TASK INSTRUCTIONS
Please give the number of lines in the entries below that hold "COMPANIES", with no other words.

MATERIAL TO PROCESS
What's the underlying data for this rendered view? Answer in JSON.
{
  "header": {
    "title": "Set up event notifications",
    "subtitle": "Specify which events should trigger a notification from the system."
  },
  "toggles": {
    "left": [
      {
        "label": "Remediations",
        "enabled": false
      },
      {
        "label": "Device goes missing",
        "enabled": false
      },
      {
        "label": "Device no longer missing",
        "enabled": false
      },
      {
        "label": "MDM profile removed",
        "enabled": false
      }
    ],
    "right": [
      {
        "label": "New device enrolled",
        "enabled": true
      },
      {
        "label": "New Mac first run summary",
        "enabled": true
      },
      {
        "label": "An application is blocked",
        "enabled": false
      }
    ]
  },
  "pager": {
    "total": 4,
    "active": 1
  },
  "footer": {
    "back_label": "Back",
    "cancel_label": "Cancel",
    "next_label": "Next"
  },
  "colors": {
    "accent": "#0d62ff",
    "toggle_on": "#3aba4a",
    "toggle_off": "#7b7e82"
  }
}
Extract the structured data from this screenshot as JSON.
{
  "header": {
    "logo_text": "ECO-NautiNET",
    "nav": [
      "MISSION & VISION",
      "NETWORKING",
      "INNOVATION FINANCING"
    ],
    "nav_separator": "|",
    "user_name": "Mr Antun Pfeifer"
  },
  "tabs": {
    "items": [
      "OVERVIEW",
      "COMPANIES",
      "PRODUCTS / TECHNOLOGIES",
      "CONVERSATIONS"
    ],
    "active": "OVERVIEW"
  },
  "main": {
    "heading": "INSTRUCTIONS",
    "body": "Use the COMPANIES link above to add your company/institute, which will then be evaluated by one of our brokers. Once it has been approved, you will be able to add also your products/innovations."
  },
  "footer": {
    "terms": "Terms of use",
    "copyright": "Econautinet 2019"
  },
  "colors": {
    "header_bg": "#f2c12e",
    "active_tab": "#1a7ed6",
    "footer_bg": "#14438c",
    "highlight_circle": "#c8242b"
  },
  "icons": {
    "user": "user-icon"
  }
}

OUTPUT
2